Exercise description: Every record below is to be copied exactly, with its images omitted.

Recorded information:

________

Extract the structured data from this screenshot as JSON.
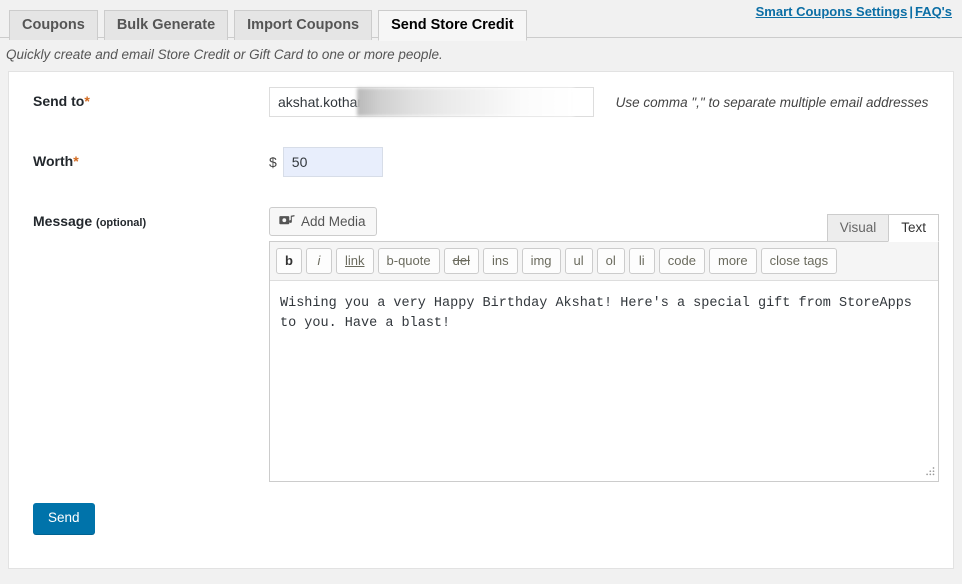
{
  "header": {
    "tabs": [
      {
        "label": "Coupons",
        "active": false
      },
      {
        "label": "Bulk Generate",
        "active": false
      },
      {
        "label": "Import Coupons",
        "active": false
      },
      {
        "label": "Send Store Credit",
        "active": true
      }
    ],
    "links": {
      "settings": "Smart Coupons Settings",
      "separator": "|",
      "faq": "FAQ's"
    },
    "link_color": "#0b6ea5"
  },
  "subtitle": "Quickly create and email Store Credit or Gift Card to one or more people.",
  "form": {
    "send_to": {
      "label": "Send to",
      "required_mark": "*",
      "value": "akshat.kothari",
      "placeholder": "",
      "hint": "Use comma \",\" to separate multiple email addresses"
    },
    "worth": {
      "label": "Worth",
      "required_mark": "*",
      "currency_symbol": "$",
      "value": "50",
      "placeholder": ""
    },
    "message": {
      "label": "Message",
      "optional_text": "(optional)",
      "add_media_label": "Add Media",
      "add_media_icon": "add-media-icon",
      "editor_tabs": [
        {
          "label": "Visual",
          "active": false
        },
        {
          "label": "Text",
          "active": true
        }
      ],
      "quicktags": [
        {
          "label": "b",
          "style": "b",
          "name": "bold"
        },
        {
          "label": "i",
          "style": "i",
          "name": "italic"
        },
        {
          "label": "link",
          "style": "u",
          "name": "link"
        },
        {
          "label": "b-quote",
          "style": "",
          "name": "blockquote"
        },
        {
          "label": "del",
          "style": "s",
          "name": "del"
        },
        {
          "label": "ins",
          "style": "",
          "name": "ins"
        },
        {
          "label": "img",
          "style": "",
          "name": "img"
        },
        {
          "label": "ul",
          "style": "",
          "name": "ul"
        },
        {
          "label": "ol",
          "style": "",
          "name": "ol"
        },
        {
          "label": "li",
          "style": "",
          "name": "li"
        },
        {
          "label": "code",
          "style": "",
          "name": "code"
        },
        {
          "label": "more",
          "style": "",
          "name": "more"
        },
        {
          "label": "close tags",
          "style": "",
          "name": "close-tags"
        }
      ],
      "content": "Wishing you a very Happy Birthday Akshat! Here's a special gift from StoreApps to you. Have a blast!",
      "placeholder": ""
    }
  },
  "submit": {
    "send_label": "Send",
    "button_color": "#0073aa"
  }
}
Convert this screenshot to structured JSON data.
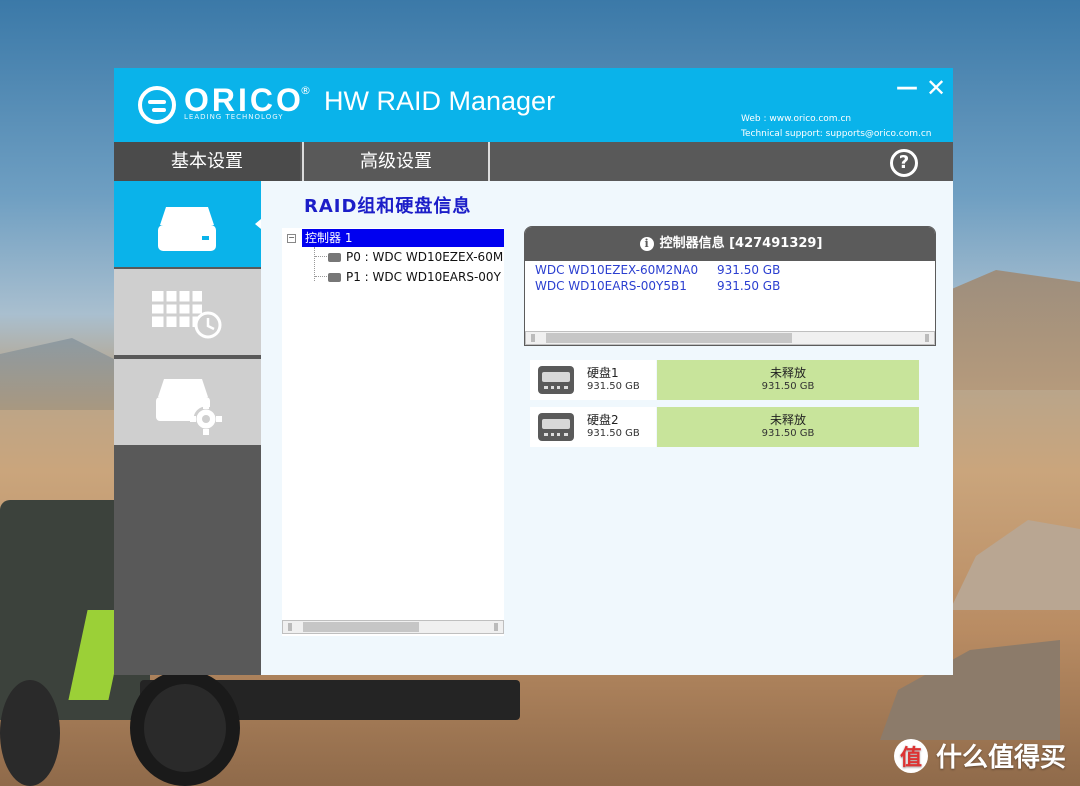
{
  "window": {
    "brand": "ORICO",
    "brand_mark": "®",
    "brand_tagline": "LEADING TECHNOLOGY",
    "title": "HW RAID Manager",
    "web": "Web : www.orico.com.cn",
    "support": "Technical support: supports@orico.com.cn",
    "minimize_symbol": "—",
    "close_symbol": "✕"
  },
  "tabs": [
    {
      "label": "基本设置",
      "active": true
    },
    {
      "label": "高级设置",
      "active": false
    }
  ],
  "help": {
    "symbol": "?",
    "icon": "help-icon"
  },
  "sidebar": {
    "items": [
      {
        "icon": "hard-drive-icon",
        "active": true
      },
      {
        "icon": "raid-grid-clock-icon",
        "active": false
      },
      {
        "icon": "drive-settings-icon",
        "active": false
      }
    ]
  },
  "content": {
    "title": "RAID组和硬盘信息"
  },
  "tree": {
    "expander": "−",
    "root": "控制器 1",
    "items": [
      "P0 : WDC WD10EZEX-60M",
      "P1 : WDC WD10EARS-00Y"
    ]
  },
  "controller_info": {
    "header": "控制器信息  [427491329]",
    "icon": "info-icon",
    "disks": [
      {
        "model": "WDC WD10EZEX-60M2NA0",
        "size": "931.50 GB"
      },
      {
        "model": "WDC WD10EARS-00Y5B1",
        "size": "931.50 GB"
      }
    ]
  },
  "disk_cards": [
    {
      "name": "硬盘1",
      "size": "931.50 GB",
      "status": "未释放",
      "status_size": "931.50 GB"
    },
    {
      "name": "硬盘2",
      "size": "931.50 GB",
      "status": "未释放",
      "status_size": "931.50 GB"
    }
  ],
  "watermark": {
    "logo": "值",
    "text": "什么值得买"
  },
  "colors": {
    "titlebar": "#0ab3ea",
    "tabbar": "#595959",
    "tree_selected": "#0000f0",
    "content_title": "#1c1ec8",
    "disk_text": "#2b3fd0",
    "card_status_bg": "#c8e49b"
  }
}
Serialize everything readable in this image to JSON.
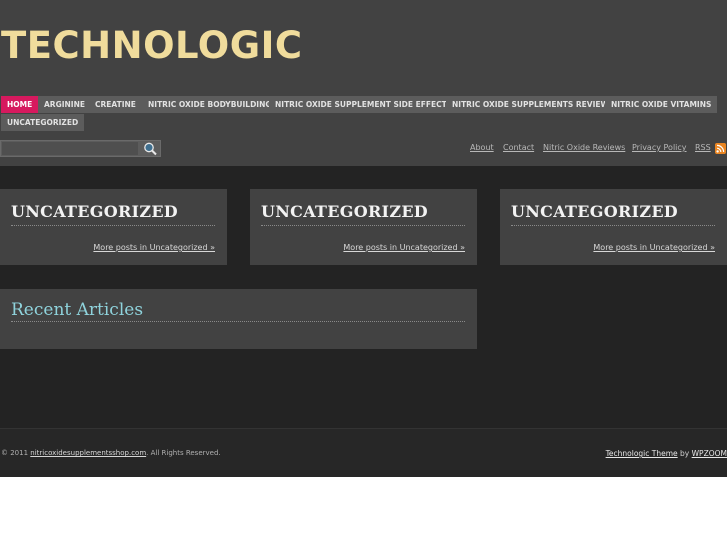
{
  "site": {
    "title": "TECHNOLOGIC"
  },
  "nav": {
    "items": [
      {
        "label": "HOME",
        "active": true
      },
      {
        "label": "ARGININE"
      },
      {
        "label": "CREATINE"
      },
      {
        "label": "NITRIC OXIDE BODYBUILDING"
      },
      {
        "label": "NITRIC OXIDE SUPPLEMENT SIDE EFFECTS"
      },
      {
        "label": "NITRIC OXIDE SUPPLEMENTS REVIEW"
      },
      {
        "label": "NITRIC OXIDE VITAMINS"
      },
      {
        "label": "UNCATEGORIZED"
      }
    ]
  },
  "search": {
    "value": "",
    "placeholder": ""
  },
  "top_links": [
    "About",
    "Contact",
    "Nitric Oxide Reviews",
    "Privacy Policy",
    "RSS"
  ],
  "category_boxes": [
    {
      "title": "UNCATEGORIZED",
      "more": "More posts in Uncategorized »"
    },
    {
      "title": "UNCATEGORIZED",
      "more": "More posts in Uncategorized »"
    },
    {
      "title": "UNCATEGORIZED",
      "more": "More posts in Uncategorized »"
    }
  ],
  "recent": {
    "title": "Recent Articles"
  },
  "footer": {
    "copyright_prefix": "© 2011",
    "domain": "nitricoxidesupplementsshop.com",
    "rights": ". All Rights Reserved.",
    "theme": "Technologic Theme",
    "by": "by",
    "author": "WPZOOM"
  },
  "colors": {
    "accent": "#d6195e",
    "logo": "#f0dc9c",
    "recent_title": "#8fd3dc",
    "rss": "#e98522"
  },
  "icons": {
    "search": "magnifier-icon",
    "rss": "rss-icon"
  }
}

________

Finished task:
Extract the structured data from this screenshot as JSON.
{
  "header": {
    "tabs": [
      {
        "label": "Coupons",
        "active": false
      },
      {
        "label": "Bulk Generate",
        "active": false
      },
      {
        "label": "Import Coupons",
        "active": false
      },
      {
        "label": "Send Store Credit",
        "active": true
      }
    ],
    "links": {
      "settings": "Smart Coupons Settings",
      "separator": "|",
      "faq": "FAQ's"
    },
    "link_color": "#0b6ea5"
  },
  "subtitle": "Quickly create and email Store Credit or Gift Card to one or more people.",
  "form": {
    "send_to": {
      "label": "Send to",
      "required_mark": "*",
      "value": "akshat.kothari",
      "placeholder": "",
      "hint": "Use comma \",\" to separate multiple email addresses"
    },
    "worth": {
      "label": "Worth",
      "required_mark": "*",
      "currency_symbol": "$",
      "value": "50",
      "placeholder": ""
    },
    "message": {
      "label": "Message",
      "optional_text": "(optional)",
      "add_media_label": "Add Media",
      "add_media_icon": "add-media-icon",
      "editor_tabs": [
        {
          "label": "Visual",
          "active": false
        },
        {
          "label": "Text",
          "active": true
        }
      ],
      "quicktags": [
        {
          "label": "b",
          "style": "b",
          "name": "bold"
        },
        {
          "label": "i",
          "style": "i",
          "name": "italic"
        },
        {
          "label": "link",
          "style": "u",
          "name": "link"
        },
        {
          "label": "b-quote",
          "style": "",
          "name": "blockquote"
        },
        {
          "label": "del",
          "style": "s",
          "name": "del"
        },
        {
          "label": "ins",
          "style": "",
          "name": "ins"
        },
        {
          "label": "img",
          "style": "",
          "name": "img"
        },
        {
          "label": "ul",
          "style": "",
          "name": "ul"
        },
        {
          "label": "ol",
          "style": "",
          "name": "ol"
        },
        {
          "label": "li",
          "style": "",
          "name": "li"
        },
        {
          "label": "code",
          "style": "",
          "name": "code"
        },
        {
          "label": "more",
          "style": "",
          "name": "more"
        },
        {
          "label": "close tags",
          "style": "",
          "name": "close-tags"
        }
      ],
      "content": "Wishing you a very Happy Birthday Akshat! Here's a special gift from StoreApps to you. Have a blast!",
      "placeholder": ""
    }
  },
  "submit": {
    "send_label": "Send",
    "button_color": "#0073aa"
  }
}
Convert this screenshot to structured JSON data.
{
  "window": {
    "brand": "ORICO",
    "brand_mark": "®",
    "brand_tagline": "LEADING TECHNOLOGY",
    "title": "HW RAID Manager",
    "web": "Web : www.orico.com.cn",
    "support": "Technical support: supports@orico.com.cn",
    "minimize_symbol": "—",
    "close_symbol": "✕"
  },
  "tabs": [
    {
      "label": "基本设置",
      "active": true
    },
    {
      "label": "高级设置",
      "active": false
    }
  ],
  "help": {
    "symbol": "?",
    "icon": "help-icon"
  },
  "sidebar": {
    "items": [
      {
        "icon": "hard-drive-icon",
        "active": true
      },
      {
        "icon": "raid-grid-clock-icon",
        "active": false
      },
      {
        "icon": "drive-settings-icon",
        "active": false
      }
    ]
  },
  "content": {
    "title": "RAID组和硬盘信息"
  },
  "tree": {
    "expander": "−",
    "root": "控制器 1",
    "items": [
      "P0 : WDC WD10EZEX-60M",
      "P1 : WDC WD10EARS-00Y"
    ]
  },
  "controller_info": {
    "header": "控制器信息  [427491329]",
    "icon": "info-icon",
    "disks": [
      {
        "model": "WDC WD10EZEX-60M2NA0",
        "size": "931.50 GB"
      },
      {
        "model": "WDC WD10EARS-00Y5B1",
        "size": "931.50 GB"
      }
    ]
  },
  "disk_cards": [
    {
      "name": "硬盘1",
      "size": "931.50 GB",
      "status": "未释放",
      "status_size": "931.50 GB"
    },
    {
      "name": "硬盘2",
      "size": "931.50 GB",
      "status": "未释放",
      "status_size": "931.50 GB"
    }
  ],
  "watermark": {
    "logo": "值",
    "text": "什么值得买"
  },
  "colors": {
    "titlebar": "#0ab3ea",
    "tabbar": "#595959",
    "tree_selected": "#0000f0",
    "content_title": "#1c1ec8",
    "disk_text": "#2b3fd0",
    "card_status_bg": "#c8e49b"
  }
}
Serialize everything readable in this image to JSON.
{
  "site": {
    "title": "TECHNOLOGIC"
  },
  "nav": {
    "items": [
      {
        "label": "HOME",
        "active": true
      },
      {
        "label": "ARGININE"
      },
      {
        "label": "CREATINE"
      },
      {
        "label": "NITRIC OXIDE BODYBUILDING"
      },
      {
        "label": "NITRIC OXIDE SUPPLEMENT SIDE EFFECTS"
      },
      {
        "label": "NITRIC OXIDE SUPPLEMENTS REVIEW"
      },
      {
        "label": "NITRIC OXIDE VITAMINS"
      },
      {
        "label": "UNCATEGORIZED"
      }
    ]
  },
  "search": {
    "value": "",
    "placeholder": ""
  },
  "top_links": [
    "About",
    "Contact",
    "Nitric Oxide Reviews",
    "Privacy Policy",
    "RSS"
  ],
  "category_boxes": [
    {
      "title": "UNCATEGORIZED",
      "more": "More posts in Uncategorized »"
    },
    {
      "title": "UNCATEGORIZED",
      "more": "More posts in Uncategorized »"
    },
    {
      "title": "UNCATEGORIZED",
      "more": "More posts in Uncategorized »"
    }
  ],
  "recent": {
    "title": "Recent Articles"
  },
  "footer": {
    "copyright_prefix": "© 2011",
    "domain": "nitricoxidesupplementsshop.com",
    "rights": ". All Rights Reserved.",
    "theme": "Technologic Theme",
    "by": "by",
    "author": "WPZOOM"
  },
  "colors": {
    "accent": "#d6195e",
    "logo": "#f0dc9c",
    "recent_title": "#8fd3dc",
    "rss": "#e98522"
  },
  "icons": {
    "search": "magnifier-icon",
    "rss": "rss-icon"
  }
}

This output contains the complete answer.